= Beginning of Section =

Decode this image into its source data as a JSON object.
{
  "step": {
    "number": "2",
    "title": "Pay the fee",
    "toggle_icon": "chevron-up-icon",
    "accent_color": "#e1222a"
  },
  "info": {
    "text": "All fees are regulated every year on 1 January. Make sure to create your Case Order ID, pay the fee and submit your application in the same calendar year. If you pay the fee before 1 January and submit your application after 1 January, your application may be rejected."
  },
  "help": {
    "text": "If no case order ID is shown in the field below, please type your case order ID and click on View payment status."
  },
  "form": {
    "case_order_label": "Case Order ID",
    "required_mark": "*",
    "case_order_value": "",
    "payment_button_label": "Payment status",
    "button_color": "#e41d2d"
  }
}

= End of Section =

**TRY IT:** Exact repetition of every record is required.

**EXPECTED ANSWER:**
Decode this image into its source data as a JSON object.
{
  "step": {
    "number": "2",
    "title": "Pay the fee",
    "toggle_icon": "chevron-up-icon",
    "accent_color": "#e1222a"
  },
  "info": {
    "text": "All fees are regulated every year on 1 January. Make sure to create your Case Order ID, pay the fee and submit your application in the same calendar year. If you pay the fee before 1 January and submit your application after 1 January, your application may be rejected."
  },
  "help": {
    "text": "If no case order ID is shown in the field below, please type your case order ID and click on View payment status."
  },
  "form": {
    "case_order_label": "Case Order ID",
    "required_mark": "*",
    "case_order_value": "",
    "payment_button_label": "Payment status",
    "button_color": "#e41d2d"
  }
}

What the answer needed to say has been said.